Wittgenstein's Mistress

Wittgenstein's Mistress Cover

Wittgenstein's Mistress

By David Markson; Steven Moore (Afterword by)

Dalkey Archive Press, Paperback, 9781564782113, 248pp.

Publication Date: May 1, 1988

Description

"Wittgenstein's Mistress" is a novel unlike anything David Markson or anyone else has ever written before. It is the story of a woman who is convinced and, astonishingly, will ultimately convince the reader as well that she is the only person left on earth.

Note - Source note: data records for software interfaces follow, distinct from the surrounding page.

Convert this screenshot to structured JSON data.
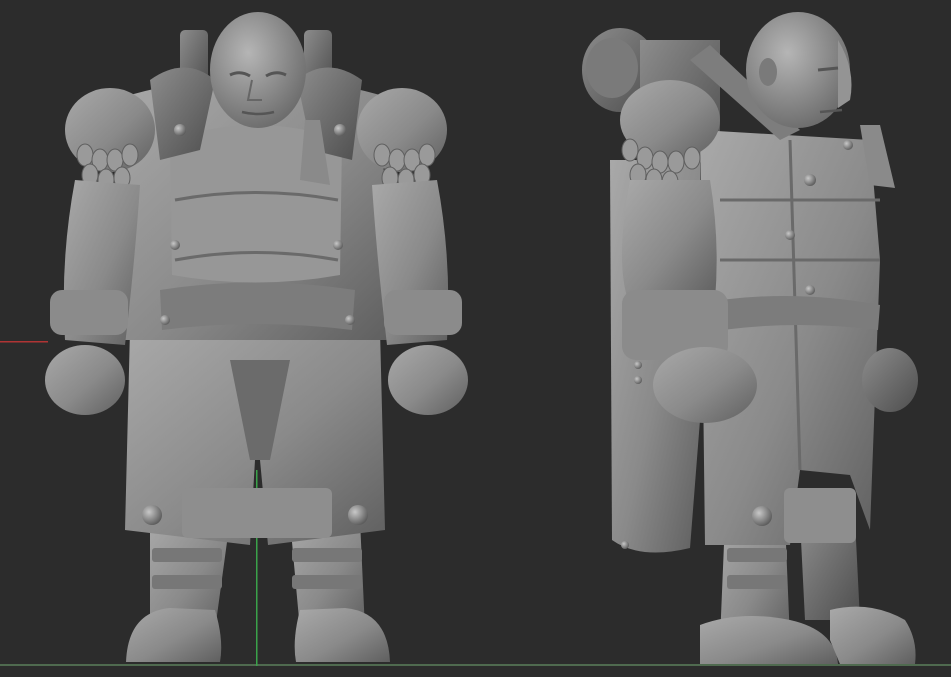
{
  "viewport": {
    "background": "#2c2c2c",
    "views": [
      {
        "name": "front-view"
      },
      {
        "name": "side-view"
      }
    ],
    "axes": {
      "x_axis_color": "#b03434",
      "y_axis_color": "#3aa24a",
      "ground_color": "#5b7a5b"
    },
    "model_color": "#8a8a8a"
  }
}
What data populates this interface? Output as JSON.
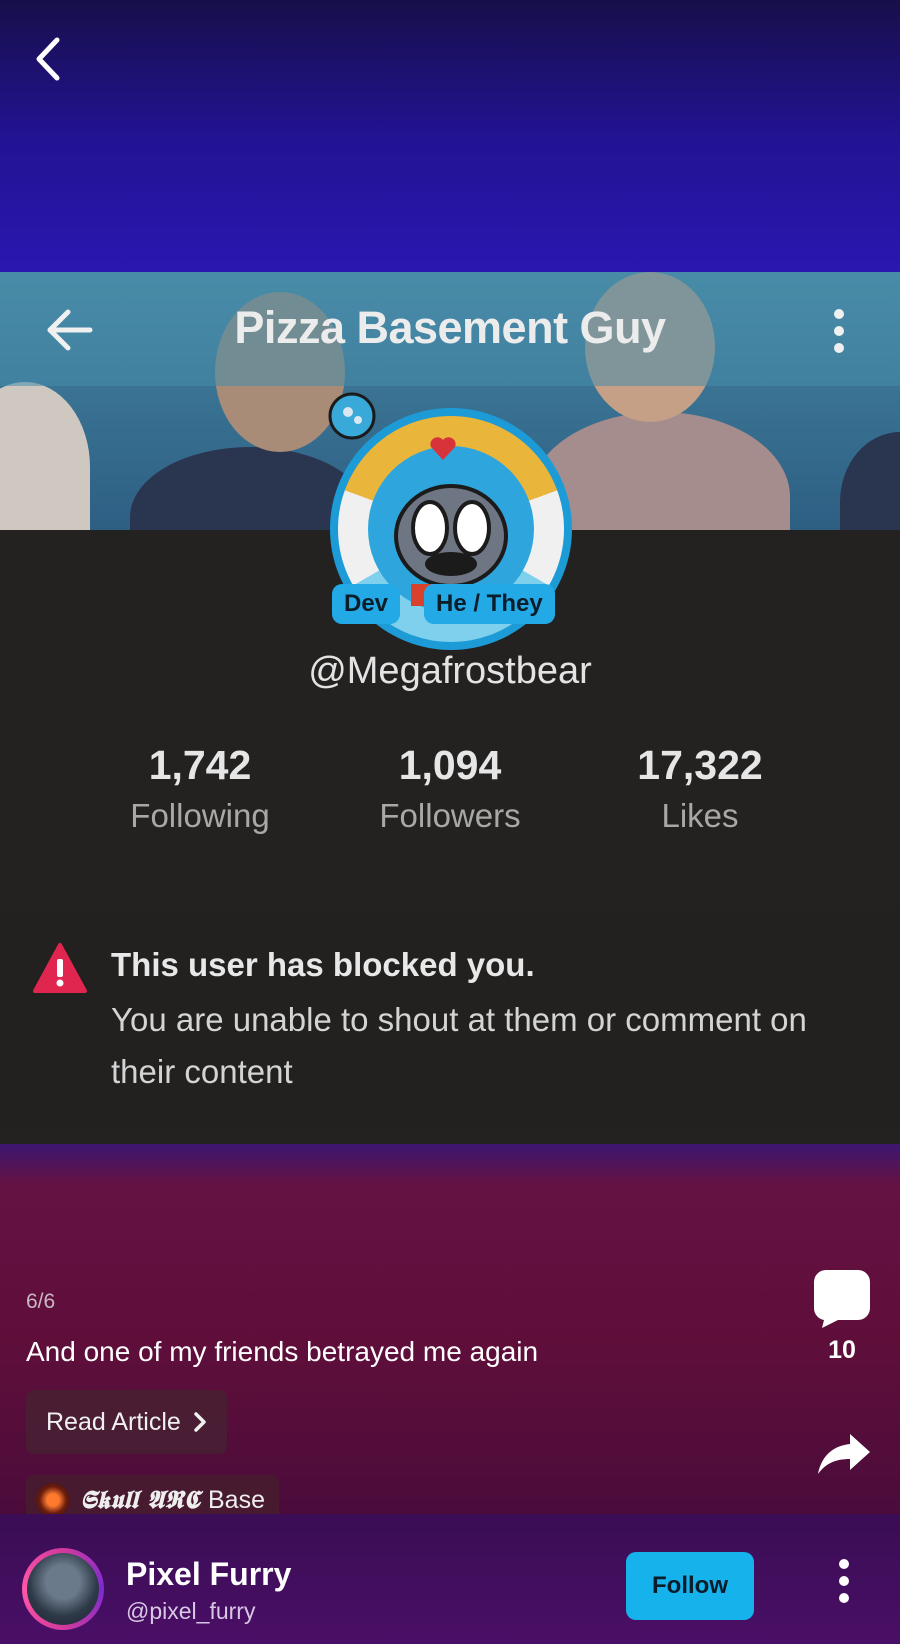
{
  "screen": {
    "post_counter": "6/6",
    "caption": "And one of my friends betrayed me again",
    "read_article_label": "Read Article",
    "community": {
      "prefix": "𝕾𝖐𝖚𝖑𝖑 𝕬𝕽𝕮",
      "name": "Base"
    },
    "comments_count": "10"
  },
  "embedded_profile": {
    "title": "Pizza Basement Guy",
    "tags": [
      "Dev",
      "He / They"
    ],
    "handle": "@Megafrostbear",
    "stats": [
      {
        "value": "1,742",
        "label": "Following"
      },
      {
        "value": "1,094",
        "label": "Followers"
      },
      {
        "value": "17,322",
        "label": "Likes"
      }
    ],
    "blocked_title": "This user has blocked you.",
    "blocked_message": "You are unable to shout at them or comment on their content"
  },
  "author": {
    "name": "Pixel Furry",
    "username": "@pixel_furry",
    "follow_label": "Follow"
  },
  "icons": {
    "back": "chevron-left-icon",
    "comment": "comment-bubble-icon",
    "share": "share-arrow-icon",
    "more": "more-vertical-icon",
    "warning": "warning-triangle-icon"
  },
  "colors": {
    "follow_button": "#16b2ec",
    "warning": "#e0254f"
  }
}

Presumably she is mad. And yet so appealing is her character, and so witty and seductive her narrative voice, that we will follow her hypnotically as she unloads the intellectual baggage of a lifetime in a series of irreverent meditations on everything and everybody from Brahms to sex to Heidegger to Helen of Troy. And as she contemplates aspects of the troubled past which have brought her to her present state obviously a metaphor for ultimate loneliness so too will her drama become one of the few certifiably original fictions of our time.

The novel I liked best this year, said the "Washington Times" upon the book's publication; one dizzying, delightful, funny passage after another . . . "Wittgenstein's Mistress" gives proof positive that the experimental novel can produce high, pure works of imagination.



About the Author
David Markson's novel Wittgenstein's Mistress was acclaimed by David Foster Wallace as "pretty much the high point of experimental fiction in this country." His other novels, including Reader's Block, Springer's Progress, and Vanishing Point, have expanded this high reputation. His novel The Ballad of Dingus Magee was made into the film Dirty Dingus Magee, which starred Frank Sinatra, and he is also the author of three crime novels. Born in Albany, New York, he has long lived in New York City.